%%

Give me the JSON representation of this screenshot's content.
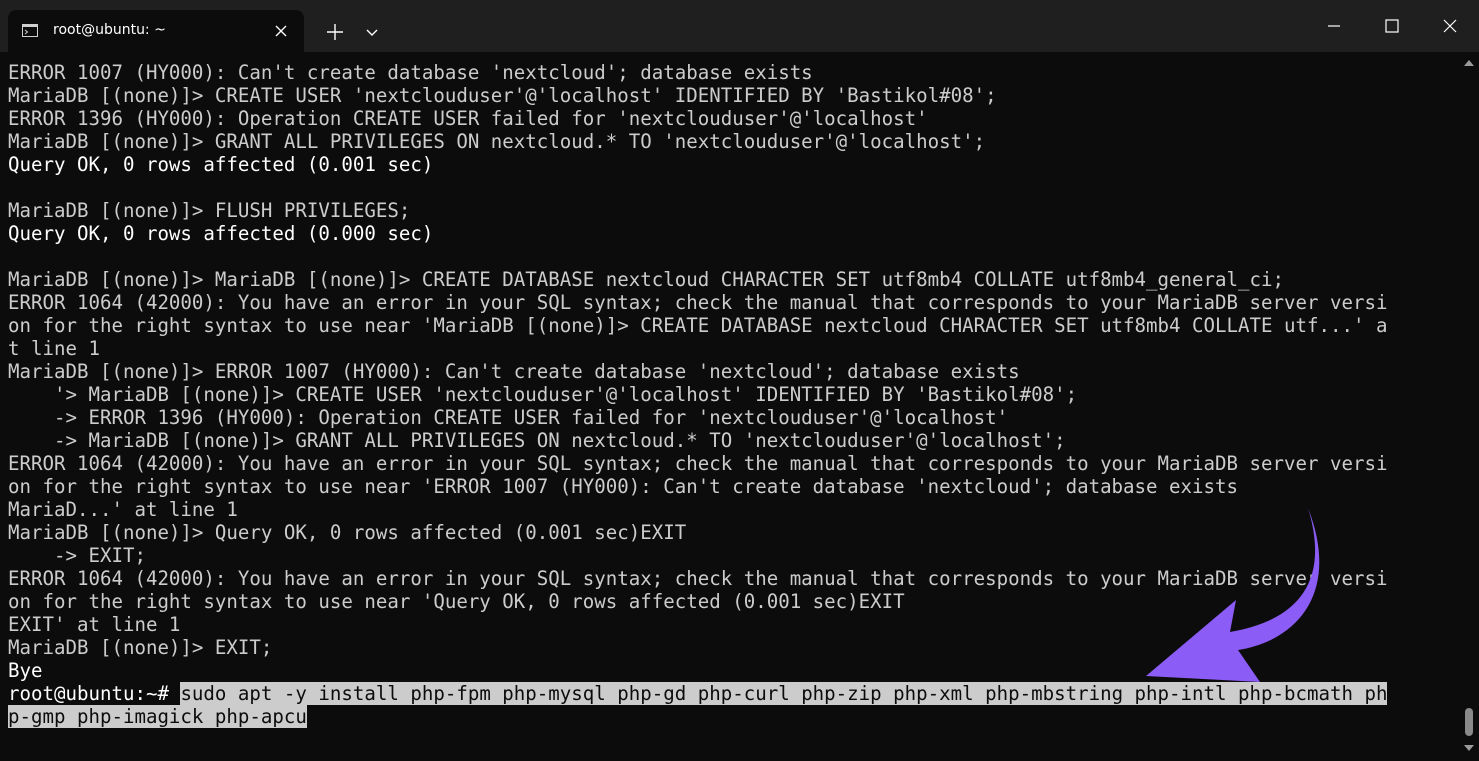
{
  "window": {
    "tab_title": "root@ubuntu: ~",
    "icons": [
      "terminal-icon",
      "close-icon",
      "plus-icon",
      "chevron-down-icon",
      "minimize-icon",
      "maximize-icon",
      "close-icon"
    ]
  },
  "terminal": {
    "lines": [
      "ERROR 1007 (HY000): Can't create database 'nextcloud'; database exists",
      "MariaDB [(none)]> CREATE USER 'nextclouduser'@'localhost' IDENTIFIED BY 'Bastikol#08';",
      "ERROR 1396 (HY000): Operation CREATE USER failed for 'nextclouduser'@'localhost'",
      "MariaDB [(none)]> GRANT ALL PRIVILEGES ON nextcloud.* TO 'nextclouduser'@'localhost';",
      "Query OK, 0 rows affected (0.001 sec)",
      "",
      "MariaDB [(none)]> FLUSH PRIVILEGES;",
      "Query OK, 0 rows affected (0.000 sec)",
      "",
      "MariaDB [(none)]> MariaDB [(none)]> CREATE DATABASE nextcloud CHARACTER SET utf8mb4 COLLATE utf8mb4_general_ci;",
      "ERROR 1064 (42000): You have an error in your SQL syntax; check the manual that corresponds to your MariaDB server versi",
      "on for the right syntax to use near 'MariaDB [(none)]> CREATE DATABASE nextcloud CHARACTER SET utf8mb4 COLLATE utf...' a",
      "t line 1",
      "MariaDB [(none)]> ERROR 1007 (HY000): Can't create database 'nextcloud'; database exists",
      "    '> MariaDB [(none)]> CREATE USER 'nextclouduser'@'localhost' IDENTIFIED BY 'Bastikol#08';",
      "    -> ERROR 1396 (HY000): Operation CREATE USER failed for 'nextclouduser'@'localhost'",
      "    -> MariaDB [(none)]> GRANT ALL PRIVILEGES ON nextcloud.* TO 'nextclouduser'@'localhost';",
      "ERROR 1064 (42000): You have an error in your SQL syntax; check the manual that corresponds to your MariaDB server versi",
      "on for the right syntax to use near 'ERROR 1007 (HY000): Can't create database 'nextcloud'; database exists",
      "MariaD...' at line 1",
      "MariaDB [(none)]> Query OK, 0 rows affected (0.001 sec)EXIT",
      "    -> EXIT;",
      "ERROR 1064 (42000): You have an error in your SQL syntax; check the manual that corresponds to your MariaDB server versi",
      "on for the right syntax to use near 'Query OK, 0 rows affected (0.001 sec)EXIT",
      "EXIT' at line 1",
      "MariaDB [(none)]> EXIT;",
      "Bye"
    ],
    "prompt": "root@ubuntu:~# ",
    "command_line_1": "sudo apt -y install php-fpm php-mysql php-gd php-curl php-zip php-xml php-mbstring php-intl php-bcmath ph",
    "command_line_2": "p-gmp php-imagick php-apcu"
  },
  "colors": {
    "background": "#0c0c0c",
    "text": "#cccccc",
    "selection": "#cccccc",
    "titlebar": "#1f1f1f",
    "annotation_arrow": "#8b5cf6"
  }
}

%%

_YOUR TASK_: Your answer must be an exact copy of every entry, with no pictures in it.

_EXERCISE RESPONSE_:
Give me the JSON representation of this screenshot's content.
{
  "window": {
    "tab_title": "root@ubuntu: ~",
    "icons": [
      "terminal-icon",
      "close-icon",
      "plus-icon",
      "chevron-down-icon",
      "minimize-icon",
      "maximize-icon",
      "close-icon"
    ]
  },
  "terminal": {
    "lines": [
      "ERROR 1007 (HY000): Can't create database 'nextcloud'; database exists",
      "MariaDB [(none)]> CREATE USER 'nextclouduser'@'localhost' IDENTIFIED BY 'Bastikol#08';",
      "ERROR 1396 (HY000): Operation CREATE USER failed for 'nextclouduser'@'localhost'",
      "MariaDB [(none)]> GRANT ALL PRIVILEGES ON nextcloud.* TO 'nextclouduser'@'localhost';",
      "Query OK, 0 rows affected (0.001 sec)",
      "",
      "MariaDB [(none)]> FLUSH PRIVILEGES;",
      "Query OK, 0 rows affected (0.000 sec)",
      "",
      "MariaDB [(none)]> MariaDB [(none)]> CREATE DATABASE nextcloud CHARACTER SET utf8mb4 COLLATE utf8mb4_general_ci;",
      "ERROR 1064 (42000): You have an error in your SQL syntax; check the manual that corresponds to your MariaDB server versi",
      "on for the right syntax to use near 'MariaDB [(none)]> CREATE DATABASE nextcloud CHARACTER SET utf8mb4 COLLATE utf...' a",
      "t line 1",
      "MariaDB [(none)]> ERROR 1007 (HY000): Can't create database 'nextcloud'; database exists",
      "    '> MariaDB [(none)]> CREATE USER 'nextclouduser'@'localhost' IDENTIFIED BY 'Bastikol#08';",
      "    -> ERROR 1396 (HY000): Operation CREATE USER failed for 'nextclouduser'@'localhost'",
      "    -> MariaDB [(none)]> GRANT ALL PRIVILEGES ON nextcloud.* TO 'nextclouduser'@'localhost';",
      "ERROR 1064 (42000): You have an error in your SQL syntax; check the manual that corresponds to your MariaDB server versi",
      "on for the right syntax to use near 'ERROR 1007 (HY000): Can't create database 'nextcloud'; database exists",
      "MariaD...' at line 1",
      "MariaDB [(none)]> Query OK, 0 rows affected (0.001 sec)EXIT",
      "    -> EXIT;",
      "ERROR 1064 (42000): You have an error in your SQL syntax; check the manual that corresponds to your MariaDB server versi",
      "on for the right syntax to use near 'Query OK, 0 rows affected (0.001 sec)EXIT",
      "EXIT' at line 1",
      "MariaDB [(none)]> EXIT;",
      "Bye"
    ],
    "prompt": "root@ubuntu:~# ",
    "command_line_1": "sudo apt -y install php-fpm php-mysql php-gd php-curl php-zip php-xml php-mbstring php-intl php-bcmath ph",
    "command_line_2": "p-gmp php-imagick php-apcu"
  },
  "colors": {
    "background": "#0c0c0c",
    "text": "#cccccc",
    "selection": "#cccccc",
    "titlebar": "#1f1f1f",
    "annotation_arrow": "#8b5cf6"
  }
}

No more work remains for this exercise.